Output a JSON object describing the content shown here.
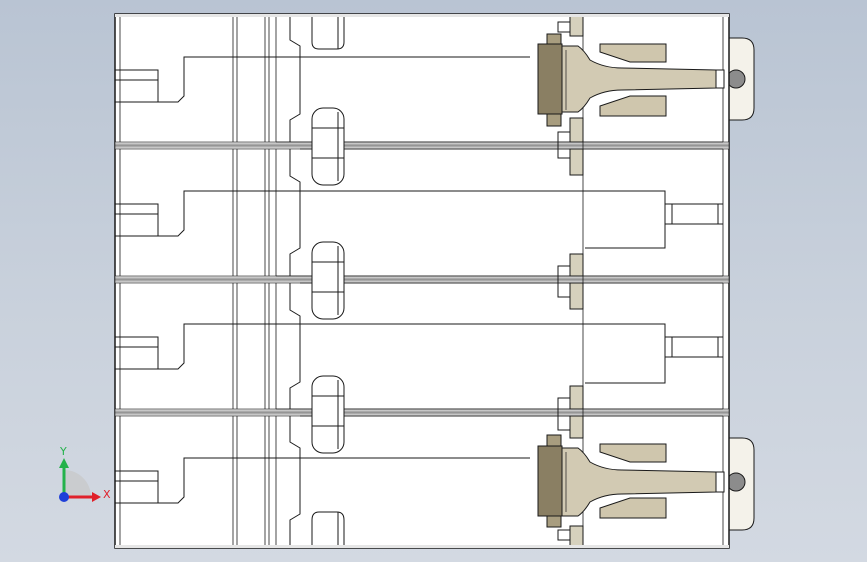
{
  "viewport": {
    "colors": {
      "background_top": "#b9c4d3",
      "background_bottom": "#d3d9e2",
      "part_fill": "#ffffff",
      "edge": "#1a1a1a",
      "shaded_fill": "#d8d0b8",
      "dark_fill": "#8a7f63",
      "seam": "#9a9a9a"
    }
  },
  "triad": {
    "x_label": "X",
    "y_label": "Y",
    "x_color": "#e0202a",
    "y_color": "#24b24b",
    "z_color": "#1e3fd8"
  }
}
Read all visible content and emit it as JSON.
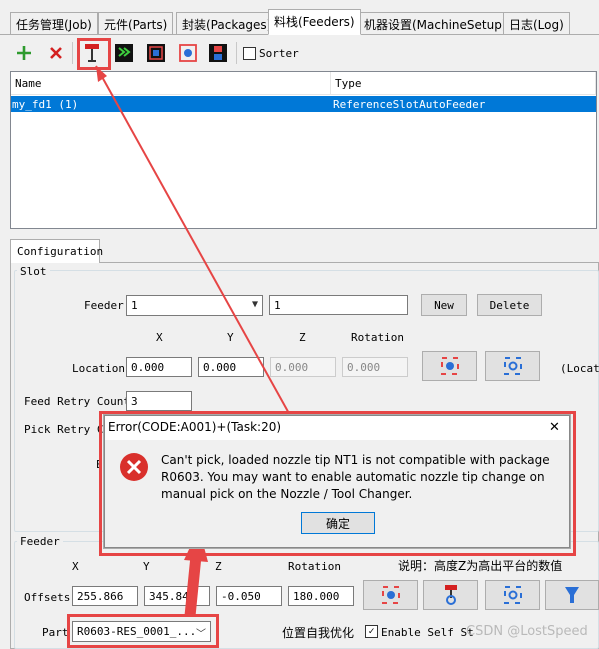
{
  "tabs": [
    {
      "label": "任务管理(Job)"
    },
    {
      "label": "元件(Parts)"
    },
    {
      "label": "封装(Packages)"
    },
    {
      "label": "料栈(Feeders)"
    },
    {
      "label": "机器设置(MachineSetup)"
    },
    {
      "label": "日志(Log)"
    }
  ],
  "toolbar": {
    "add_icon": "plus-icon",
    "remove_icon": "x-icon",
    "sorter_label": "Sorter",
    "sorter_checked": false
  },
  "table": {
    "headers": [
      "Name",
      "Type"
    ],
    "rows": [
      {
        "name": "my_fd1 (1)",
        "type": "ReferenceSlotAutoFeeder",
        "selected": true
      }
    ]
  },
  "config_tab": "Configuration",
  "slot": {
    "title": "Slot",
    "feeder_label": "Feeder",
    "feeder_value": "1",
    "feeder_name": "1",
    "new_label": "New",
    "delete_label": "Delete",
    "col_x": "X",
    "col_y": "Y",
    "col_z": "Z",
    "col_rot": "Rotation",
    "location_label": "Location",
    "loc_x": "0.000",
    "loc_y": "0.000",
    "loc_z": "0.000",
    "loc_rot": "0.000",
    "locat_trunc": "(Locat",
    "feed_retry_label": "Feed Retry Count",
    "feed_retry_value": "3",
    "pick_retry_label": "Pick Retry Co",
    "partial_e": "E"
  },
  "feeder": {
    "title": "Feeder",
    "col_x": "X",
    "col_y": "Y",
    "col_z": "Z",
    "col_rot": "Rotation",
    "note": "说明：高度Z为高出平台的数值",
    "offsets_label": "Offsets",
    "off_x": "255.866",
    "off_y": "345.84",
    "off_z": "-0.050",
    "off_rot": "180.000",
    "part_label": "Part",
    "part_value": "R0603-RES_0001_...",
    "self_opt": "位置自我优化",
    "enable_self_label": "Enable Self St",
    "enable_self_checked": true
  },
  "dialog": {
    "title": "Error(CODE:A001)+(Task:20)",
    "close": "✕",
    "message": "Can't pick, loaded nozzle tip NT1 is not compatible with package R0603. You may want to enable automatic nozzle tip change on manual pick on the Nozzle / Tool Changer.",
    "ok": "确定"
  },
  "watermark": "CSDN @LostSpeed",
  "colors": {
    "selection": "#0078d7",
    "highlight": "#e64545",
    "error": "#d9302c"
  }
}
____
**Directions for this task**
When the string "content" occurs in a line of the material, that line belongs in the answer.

**Reply**
Output a JSON object describing the content shown here.
Read all visible content and emit it as JSON.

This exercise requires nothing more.